A majority of drivers have expressed aggression at some point, according to a AAA study. Aggressive driving can quickly escalate into a deadly situation.

Many people are impatient these days, due to stress and busy lifestyles. If impatience or anger occurs behind the wheel, the results can be deadly. Many drivers in Missouri and elsewhere have had frightening experiences with upset drivers. Whether these incidents resulted from aggressive driving or full-out road rage, they can be terrifying and dangerous.

A recent study from the AAA Foundation for Traffic Safety has revealed disturbing statistics. Almost 80 percent of drivers polled admitted they had expressed anger at another person while driving. Out of all fatal crashes across the country, 56 percent of them involve some form of aggression.

Understanding aggressive driving and road rage

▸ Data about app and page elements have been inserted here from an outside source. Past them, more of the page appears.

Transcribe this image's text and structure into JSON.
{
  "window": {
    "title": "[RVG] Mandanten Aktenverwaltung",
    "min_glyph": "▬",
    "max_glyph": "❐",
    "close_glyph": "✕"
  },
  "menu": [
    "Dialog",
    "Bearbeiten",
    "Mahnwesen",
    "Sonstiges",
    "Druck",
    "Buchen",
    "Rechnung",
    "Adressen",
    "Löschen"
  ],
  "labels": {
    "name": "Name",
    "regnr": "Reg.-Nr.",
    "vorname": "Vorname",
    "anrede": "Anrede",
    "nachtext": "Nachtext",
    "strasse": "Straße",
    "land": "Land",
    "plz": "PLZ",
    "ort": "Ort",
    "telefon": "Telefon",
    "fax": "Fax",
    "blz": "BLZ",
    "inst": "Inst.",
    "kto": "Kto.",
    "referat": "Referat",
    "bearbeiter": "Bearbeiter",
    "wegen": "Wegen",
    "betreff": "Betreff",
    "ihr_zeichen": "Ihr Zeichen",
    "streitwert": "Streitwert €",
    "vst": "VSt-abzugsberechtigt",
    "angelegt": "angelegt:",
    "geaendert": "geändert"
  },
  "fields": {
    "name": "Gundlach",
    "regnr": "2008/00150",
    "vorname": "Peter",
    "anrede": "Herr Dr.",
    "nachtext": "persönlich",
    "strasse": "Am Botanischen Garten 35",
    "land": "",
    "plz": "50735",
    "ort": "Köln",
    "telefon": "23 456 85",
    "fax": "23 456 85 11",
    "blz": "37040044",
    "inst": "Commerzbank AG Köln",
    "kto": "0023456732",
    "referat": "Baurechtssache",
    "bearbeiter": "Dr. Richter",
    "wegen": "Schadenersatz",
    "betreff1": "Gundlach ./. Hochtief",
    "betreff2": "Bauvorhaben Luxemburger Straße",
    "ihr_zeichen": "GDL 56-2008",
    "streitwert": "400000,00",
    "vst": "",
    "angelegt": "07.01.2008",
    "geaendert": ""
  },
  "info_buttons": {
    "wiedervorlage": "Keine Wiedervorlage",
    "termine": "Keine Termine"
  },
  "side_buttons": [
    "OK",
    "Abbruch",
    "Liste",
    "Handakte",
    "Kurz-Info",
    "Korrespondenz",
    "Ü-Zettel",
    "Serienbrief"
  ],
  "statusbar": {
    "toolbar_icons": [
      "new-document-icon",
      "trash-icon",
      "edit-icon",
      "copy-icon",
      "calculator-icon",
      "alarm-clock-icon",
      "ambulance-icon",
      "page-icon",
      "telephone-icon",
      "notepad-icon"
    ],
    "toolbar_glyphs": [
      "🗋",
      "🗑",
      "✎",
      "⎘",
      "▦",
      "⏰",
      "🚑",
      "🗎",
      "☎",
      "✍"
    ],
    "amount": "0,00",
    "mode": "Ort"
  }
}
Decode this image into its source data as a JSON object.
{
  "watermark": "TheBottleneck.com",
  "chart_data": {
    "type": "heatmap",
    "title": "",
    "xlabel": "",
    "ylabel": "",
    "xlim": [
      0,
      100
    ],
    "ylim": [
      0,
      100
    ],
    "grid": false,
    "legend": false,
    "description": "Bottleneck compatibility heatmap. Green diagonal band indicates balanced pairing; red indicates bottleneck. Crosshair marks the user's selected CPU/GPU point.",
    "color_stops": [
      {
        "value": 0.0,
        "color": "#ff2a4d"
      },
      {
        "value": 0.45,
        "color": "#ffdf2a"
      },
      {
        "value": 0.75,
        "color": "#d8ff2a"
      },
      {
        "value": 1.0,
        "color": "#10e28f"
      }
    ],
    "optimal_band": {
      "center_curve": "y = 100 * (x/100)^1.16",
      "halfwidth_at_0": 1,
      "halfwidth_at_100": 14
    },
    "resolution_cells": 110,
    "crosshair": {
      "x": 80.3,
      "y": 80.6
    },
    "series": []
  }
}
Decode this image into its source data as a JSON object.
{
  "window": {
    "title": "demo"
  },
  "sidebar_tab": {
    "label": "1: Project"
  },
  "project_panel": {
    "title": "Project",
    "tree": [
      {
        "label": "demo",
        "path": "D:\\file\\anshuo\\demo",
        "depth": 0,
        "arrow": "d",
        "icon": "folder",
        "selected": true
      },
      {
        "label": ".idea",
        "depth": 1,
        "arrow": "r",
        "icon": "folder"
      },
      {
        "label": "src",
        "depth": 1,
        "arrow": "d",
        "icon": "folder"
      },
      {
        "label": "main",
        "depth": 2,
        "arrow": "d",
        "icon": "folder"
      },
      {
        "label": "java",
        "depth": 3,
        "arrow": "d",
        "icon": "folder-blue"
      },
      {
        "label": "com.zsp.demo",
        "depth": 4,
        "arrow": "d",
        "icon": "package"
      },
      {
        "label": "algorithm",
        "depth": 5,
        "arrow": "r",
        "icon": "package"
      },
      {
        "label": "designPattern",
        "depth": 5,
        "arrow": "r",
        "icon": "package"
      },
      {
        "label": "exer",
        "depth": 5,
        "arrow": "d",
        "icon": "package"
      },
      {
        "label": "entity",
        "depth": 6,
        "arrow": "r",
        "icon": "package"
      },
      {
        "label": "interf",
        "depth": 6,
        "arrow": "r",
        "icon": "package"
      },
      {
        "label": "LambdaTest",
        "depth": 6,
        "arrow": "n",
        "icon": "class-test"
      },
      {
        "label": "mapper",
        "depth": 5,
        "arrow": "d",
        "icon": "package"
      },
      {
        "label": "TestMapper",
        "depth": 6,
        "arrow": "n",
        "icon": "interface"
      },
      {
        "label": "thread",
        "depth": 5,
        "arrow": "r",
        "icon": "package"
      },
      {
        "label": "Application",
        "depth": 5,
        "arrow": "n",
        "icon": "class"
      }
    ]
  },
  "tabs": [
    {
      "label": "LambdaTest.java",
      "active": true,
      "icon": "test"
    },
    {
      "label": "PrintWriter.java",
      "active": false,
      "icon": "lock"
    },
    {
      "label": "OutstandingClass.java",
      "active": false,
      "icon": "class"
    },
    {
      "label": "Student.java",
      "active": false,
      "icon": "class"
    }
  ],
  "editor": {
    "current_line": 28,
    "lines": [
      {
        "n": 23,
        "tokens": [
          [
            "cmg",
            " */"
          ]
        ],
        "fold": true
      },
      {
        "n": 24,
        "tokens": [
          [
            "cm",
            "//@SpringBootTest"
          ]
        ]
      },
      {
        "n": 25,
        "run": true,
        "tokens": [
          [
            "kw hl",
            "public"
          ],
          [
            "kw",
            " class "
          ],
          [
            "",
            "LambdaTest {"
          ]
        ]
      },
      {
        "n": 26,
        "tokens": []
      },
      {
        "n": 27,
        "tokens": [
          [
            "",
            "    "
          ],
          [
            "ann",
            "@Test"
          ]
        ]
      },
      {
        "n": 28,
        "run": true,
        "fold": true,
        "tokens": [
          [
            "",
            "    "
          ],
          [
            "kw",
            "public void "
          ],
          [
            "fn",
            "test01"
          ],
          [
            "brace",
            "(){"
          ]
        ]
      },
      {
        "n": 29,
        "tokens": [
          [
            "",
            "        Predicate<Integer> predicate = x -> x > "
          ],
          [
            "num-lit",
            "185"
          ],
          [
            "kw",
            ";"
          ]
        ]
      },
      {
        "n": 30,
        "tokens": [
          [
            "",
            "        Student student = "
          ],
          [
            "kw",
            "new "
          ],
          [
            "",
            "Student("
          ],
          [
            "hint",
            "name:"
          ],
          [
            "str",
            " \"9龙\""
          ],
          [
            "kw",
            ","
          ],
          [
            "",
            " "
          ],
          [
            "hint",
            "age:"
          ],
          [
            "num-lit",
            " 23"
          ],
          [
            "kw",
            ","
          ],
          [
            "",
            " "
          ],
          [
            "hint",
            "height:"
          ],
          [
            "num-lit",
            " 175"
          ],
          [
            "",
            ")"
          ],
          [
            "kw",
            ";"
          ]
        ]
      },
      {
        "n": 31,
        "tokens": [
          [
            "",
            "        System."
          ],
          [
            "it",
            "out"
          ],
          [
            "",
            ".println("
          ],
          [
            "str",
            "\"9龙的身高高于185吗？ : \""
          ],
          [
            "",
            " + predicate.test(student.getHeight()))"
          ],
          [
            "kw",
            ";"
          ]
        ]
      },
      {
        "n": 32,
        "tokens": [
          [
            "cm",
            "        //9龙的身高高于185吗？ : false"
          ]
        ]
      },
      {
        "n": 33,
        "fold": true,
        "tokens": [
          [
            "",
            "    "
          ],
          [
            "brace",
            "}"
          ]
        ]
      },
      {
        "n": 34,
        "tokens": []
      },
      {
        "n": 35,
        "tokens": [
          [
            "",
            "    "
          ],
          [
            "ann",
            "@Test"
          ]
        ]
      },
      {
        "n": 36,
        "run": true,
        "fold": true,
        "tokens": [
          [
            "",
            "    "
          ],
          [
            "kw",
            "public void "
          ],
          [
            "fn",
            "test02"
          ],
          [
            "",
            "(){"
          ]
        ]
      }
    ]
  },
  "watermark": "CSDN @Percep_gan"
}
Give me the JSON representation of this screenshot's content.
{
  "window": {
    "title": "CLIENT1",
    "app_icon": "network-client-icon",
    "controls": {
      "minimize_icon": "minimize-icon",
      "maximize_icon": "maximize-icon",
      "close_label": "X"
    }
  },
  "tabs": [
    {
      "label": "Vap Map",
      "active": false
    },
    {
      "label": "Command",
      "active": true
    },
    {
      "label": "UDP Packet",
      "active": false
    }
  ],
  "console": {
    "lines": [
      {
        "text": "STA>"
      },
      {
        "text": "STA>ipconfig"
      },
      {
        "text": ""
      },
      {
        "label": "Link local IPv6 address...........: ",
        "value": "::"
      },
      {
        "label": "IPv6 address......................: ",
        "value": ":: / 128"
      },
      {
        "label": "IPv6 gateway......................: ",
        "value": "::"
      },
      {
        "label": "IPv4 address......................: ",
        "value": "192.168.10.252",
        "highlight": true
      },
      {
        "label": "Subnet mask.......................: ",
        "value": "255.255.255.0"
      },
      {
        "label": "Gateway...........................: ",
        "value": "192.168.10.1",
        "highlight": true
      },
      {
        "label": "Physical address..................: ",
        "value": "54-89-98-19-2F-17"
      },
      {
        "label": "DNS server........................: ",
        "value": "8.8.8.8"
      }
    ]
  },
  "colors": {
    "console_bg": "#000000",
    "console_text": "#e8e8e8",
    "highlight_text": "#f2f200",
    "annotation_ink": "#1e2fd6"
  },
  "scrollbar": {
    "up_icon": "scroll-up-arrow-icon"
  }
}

Aggressive driving can involve speeding, cutting someone off, tailgating and swerving between lanes. An angry driver may escalate a situation by making eye contact, shouting or using obscene gestures at another driver. According to the American Safety Council, aggressive driving differs from road rage, although both forms of driving are dangerous. Road rage is a criminal offense that involves a driver deliberately using his or her vehicle or a weapon to try to harm another person. Aggressive driving is a traffic offense that may result in unintentional but dangerous consequences that hurt others.

One recent event in St. Peters illustrated how a road rage event can occur quickly and without warning. According to KSDK News, drivers recorded cellphone video of a man at an intersection kicking the car door of the vehicle next to his. The other driver did not respond or exit the vehicle, and the angry driver eventually drove away. The reason for the altercation was unknown. Authorities from the Missouri State Highway Patrol say that the man may be charged for assault and property damage.

Preventing a conflict

Like the driver in the above example, it may help to de-escalate a road rage situation by refusing to engage in the conflict. The following measures may be taken when someone is confronted by an angry driver:

  • Do not exit the vehicle or reciprocate in the violent behavior.
  • Avoid driving home or pulling over in an isolated area.
  • Drive to a police station, a well-lit parking lot or other area where there are numerous people nearby.
  • Use a cellphone to call 911.
  • Remain calm and attempt to drive carefully away from the angry driver, without putting others in danger.

Despite precautions, it is not always possible to escape damage or injury caused by an angry or careless driver. Contacting an experienced St. Louis personal injury attorney may be beneficial.